The night is surely different from all others. Sarah quickly senses trouble and helps herself to wine before the service calls for it. More liquid sustenance follows, especially after Gideon, reportedly in Sri Lanka with Doctors Without Borders, shows up with Malika, a black woman. Assuming Malika knows nothing of Western ways, Valentina rudely blurts out, “Do you speak English?” Sylvia, who discovers secrets about Sarah, stops speaking to her, much to Alan’s dismay. Still, they finesse the dinner; after all, “a holiday is still a holiday.” Months pass, and as Rosh Hashanah approaches, acceptance and forgiveness are in the air. Warm memories emerge and Sylvia learns to let go of perceived hostilities and anger.
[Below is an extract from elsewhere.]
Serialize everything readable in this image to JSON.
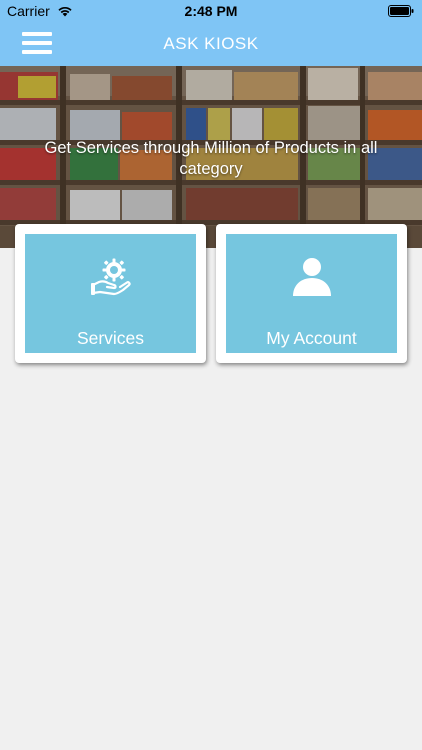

The Dinner Party, Janowitz’s fifth novel, has upbeat charm, but as a work of fiction it is predictable. Sylvia seems to be the main player, but the narrative shifts inexplicably to other characters, other points of view, and the comic scenes, visual and auditory, seem contrived. Janowitz majored in human service studies, concentrating on race and discrimination before going to law school. If only she had plumbed these areas for a convincing motive not only to explain Sylvia’s biases and her recovery as a loving mother but also the altered behavior of other characters as well.
However engaging, the novel does not rise much above a surface take on contemporary manners and mores, and though Judaism informs the plot, it does not seem essential. Still, some readers might find it nostalgic fun in its recollection of Seders past in homes where the occasion still marked a welcome coming together of family, however challenging.